. 7 Your shins and knees
You really want to apply sunscreen to your legs and re-apply them, especially to your shins and knees, Dr. Roses. Both are easy to overlook places. This is particularly important for women, as the lower legs are most often responsible for the occurrence of melanoma, according to the Mayo Clinic
. The soles of the feet
While it is possible to completely ignore your poor feet when using sunscreen products, most people forget the soles of their feet, says dr. Stevenson. It is important for everyone to remember to apply sunscreen to the soles of the feet before any possible exposure. B. in a day on the beach. However, this may be particularly important for blacks and other persons with darker skin. People with dark skin tones are more susceptible to acral lentiginous melanoma a generally rare form of skin cancer that shows up in surprising areas such as the soles of the feet. This can be done without much sunlight, explains the Mayo Clinic . Therefore, it is especially important to protect yourself when you have dark skin and expose your feet to the sun.

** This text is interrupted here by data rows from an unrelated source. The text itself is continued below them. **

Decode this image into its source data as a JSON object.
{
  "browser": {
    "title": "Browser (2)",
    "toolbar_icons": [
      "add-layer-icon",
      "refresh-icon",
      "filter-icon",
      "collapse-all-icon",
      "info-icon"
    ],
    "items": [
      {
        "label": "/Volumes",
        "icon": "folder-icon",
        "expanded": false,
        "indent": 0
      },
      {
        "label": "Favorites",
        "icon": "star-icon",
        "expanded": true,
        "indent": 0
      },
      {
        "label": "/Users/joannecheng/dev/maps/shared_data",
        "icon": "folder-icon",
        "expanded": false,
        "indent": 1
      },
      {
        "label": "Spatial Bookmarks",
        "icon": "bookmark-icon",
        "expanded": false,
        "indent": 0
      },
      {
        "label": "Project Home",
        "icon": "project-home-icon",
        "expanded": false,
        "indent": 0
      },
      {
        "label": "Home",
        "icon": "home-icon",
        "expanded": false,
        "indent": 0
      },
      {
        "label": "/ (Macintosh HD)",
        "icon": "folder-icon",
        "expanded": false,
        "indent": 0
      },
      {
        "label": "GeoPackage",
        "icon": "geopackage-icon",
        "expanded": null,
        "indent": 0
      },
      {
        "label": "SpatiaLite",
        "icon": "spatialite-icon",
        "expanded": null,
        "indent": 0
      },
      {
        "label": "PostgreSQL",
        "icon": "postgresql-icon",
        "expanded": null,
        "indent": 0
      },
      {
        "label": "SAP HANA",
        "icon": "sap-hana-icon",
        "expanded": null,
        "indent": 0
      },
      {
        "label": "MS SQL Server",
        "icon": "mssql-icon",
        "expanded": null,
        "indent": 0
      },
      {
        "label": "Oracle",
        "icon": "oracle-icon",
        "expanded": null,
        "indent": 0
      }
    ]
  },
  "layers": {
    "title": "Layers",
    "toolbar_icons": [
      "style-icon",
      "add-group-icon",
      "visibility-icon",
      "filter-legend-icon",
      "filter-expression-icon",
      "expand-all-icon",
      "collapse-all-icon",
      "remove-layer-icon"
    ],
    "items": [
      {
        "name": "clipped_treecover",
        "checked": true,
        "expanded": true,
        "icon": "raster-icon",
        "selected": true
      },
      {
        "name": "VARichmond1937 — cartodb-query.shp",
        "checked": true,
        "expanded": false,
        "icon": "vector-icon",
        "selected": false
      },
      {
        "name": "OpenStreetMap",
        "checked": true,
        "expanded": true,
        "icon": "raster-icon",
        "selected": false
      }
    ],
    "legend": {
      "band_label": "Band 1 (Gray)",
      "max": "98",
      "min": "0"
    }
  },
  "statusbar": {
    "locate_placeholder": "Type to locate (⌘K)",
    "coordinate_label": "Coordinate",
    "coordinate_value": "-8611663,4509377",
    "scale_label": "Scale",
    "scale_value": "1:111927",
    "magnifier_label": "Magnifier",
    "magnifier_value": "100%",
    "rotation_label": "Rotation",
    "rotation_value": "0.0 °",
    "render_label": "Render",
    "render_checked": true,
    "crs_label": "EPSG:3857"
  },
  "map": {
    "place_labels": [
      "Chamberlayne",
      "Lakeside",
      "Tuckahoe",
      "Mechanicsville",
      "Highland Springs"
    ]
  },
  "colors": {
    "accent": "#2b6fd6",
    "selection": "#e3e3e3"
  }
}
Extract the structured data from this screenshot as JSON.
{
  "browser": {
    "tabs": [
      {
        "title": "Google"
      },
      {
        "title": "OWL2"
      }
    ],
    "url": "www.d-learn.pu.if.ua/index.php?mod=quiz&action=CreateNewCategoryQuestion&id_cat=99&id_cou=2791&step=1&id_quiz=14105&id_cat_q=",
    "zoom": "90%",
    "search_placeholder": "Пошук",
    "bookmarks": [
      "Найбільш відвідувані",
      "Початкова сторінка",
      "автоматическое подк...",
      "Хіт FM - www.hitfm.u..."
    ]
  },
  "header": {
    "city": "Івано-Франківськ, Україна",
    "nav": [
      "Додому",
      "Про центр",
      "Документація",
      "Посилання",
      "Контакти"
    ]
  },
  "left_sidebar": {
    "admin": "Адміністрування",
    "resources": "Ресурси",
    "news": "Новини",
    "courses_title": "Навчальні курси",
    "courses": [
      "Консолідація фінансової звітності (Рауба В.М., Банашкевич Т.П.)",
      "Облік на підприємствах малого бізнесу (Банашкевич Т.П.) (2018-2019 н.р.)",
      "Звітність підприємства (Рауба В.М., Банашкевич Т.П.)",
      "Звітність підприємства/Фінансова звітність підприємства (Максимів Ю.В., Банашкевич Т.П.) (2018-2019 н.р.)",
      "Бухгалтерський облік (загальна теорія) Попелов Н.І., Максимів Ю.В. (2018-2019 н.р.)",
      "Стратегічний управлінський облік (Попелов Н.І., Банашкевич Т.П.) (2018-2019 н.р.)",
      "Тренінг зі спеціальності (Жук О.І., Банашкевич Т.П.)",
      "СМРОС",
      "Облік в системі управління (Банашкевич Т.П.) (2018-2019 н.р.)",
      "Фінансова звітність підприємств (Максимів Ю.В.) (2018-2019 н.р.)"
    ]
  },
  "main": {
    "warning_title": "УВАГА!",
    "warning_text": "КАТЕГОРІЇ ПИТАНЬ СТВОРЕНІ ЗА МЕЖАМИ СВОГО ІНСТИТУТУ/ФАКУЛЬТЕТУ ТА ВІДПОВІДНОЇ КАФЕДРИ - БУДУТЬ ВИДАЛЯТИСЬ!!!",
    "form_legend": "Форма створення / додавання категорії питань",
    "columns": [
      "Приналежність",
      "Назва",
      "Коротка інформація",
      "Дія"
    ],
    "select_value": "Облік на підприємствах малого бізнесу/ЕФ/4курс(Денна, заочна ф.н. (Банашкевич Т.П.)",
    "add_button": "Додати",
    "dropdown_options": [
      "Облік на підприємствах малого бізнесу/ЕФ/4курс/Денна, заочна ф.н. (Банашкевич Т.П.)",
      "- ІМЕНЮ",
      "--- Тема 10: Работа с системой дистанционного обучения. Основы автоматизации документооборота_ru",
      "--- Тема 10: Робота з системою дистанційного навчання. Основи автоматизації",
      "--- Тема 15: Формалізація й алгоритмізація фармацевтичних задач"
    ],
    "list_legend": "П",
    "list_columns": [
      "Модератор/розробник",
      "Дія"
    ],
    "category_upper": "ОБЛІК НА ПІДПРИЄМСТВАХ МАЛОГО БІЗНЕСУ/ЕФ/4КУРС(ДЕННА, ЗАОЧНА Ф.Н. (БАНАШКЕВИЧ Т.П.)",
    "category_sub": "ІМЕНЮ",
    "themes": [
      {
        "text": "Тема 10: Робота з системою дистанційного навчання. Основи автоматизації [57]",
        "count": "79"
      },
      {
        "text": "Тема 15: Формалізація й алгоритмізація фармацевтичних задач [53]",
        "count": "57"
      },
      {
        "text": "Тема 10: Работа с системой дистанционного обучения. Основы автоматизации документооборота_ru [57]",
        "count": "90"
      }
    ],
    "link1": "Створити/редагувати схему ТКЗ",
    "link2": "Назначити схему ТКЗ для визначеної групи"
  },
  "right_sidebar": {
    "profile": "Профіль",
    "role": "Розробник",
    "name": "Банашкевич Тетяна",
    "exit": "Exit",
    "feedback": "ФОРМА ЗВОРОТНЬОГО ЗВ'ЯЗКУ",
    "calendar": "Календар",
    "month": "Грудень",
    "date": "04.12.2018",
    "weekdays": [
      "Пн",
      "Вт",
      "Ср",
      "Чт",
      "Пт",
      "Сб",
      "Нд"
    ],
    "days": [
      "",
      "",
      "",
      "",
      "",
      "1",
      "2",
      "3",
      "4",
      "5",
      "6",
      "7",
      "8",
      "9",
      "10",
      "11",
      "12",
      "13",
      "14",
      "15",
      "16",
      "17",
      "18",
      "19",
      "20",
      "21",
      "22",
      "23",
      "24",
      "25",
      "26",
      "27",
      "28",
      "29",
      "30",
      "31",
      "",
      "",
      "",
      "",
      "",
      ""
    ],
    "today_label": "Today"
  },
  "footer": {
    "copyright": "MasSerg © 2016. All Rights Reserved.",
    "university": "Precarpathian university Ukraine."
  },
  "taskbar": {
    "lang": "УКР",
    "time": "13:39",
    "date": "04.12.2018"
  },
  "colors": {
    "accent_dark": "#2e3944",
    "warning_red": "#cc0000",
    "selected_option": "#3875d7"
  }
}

Now that you know some of them Take the extra time to pay attention to the most overlooked spots when using sunscreen before going outdoors. Is it the funniest thing in the world ? No. Since your skin can not speak, we will make this request in their name.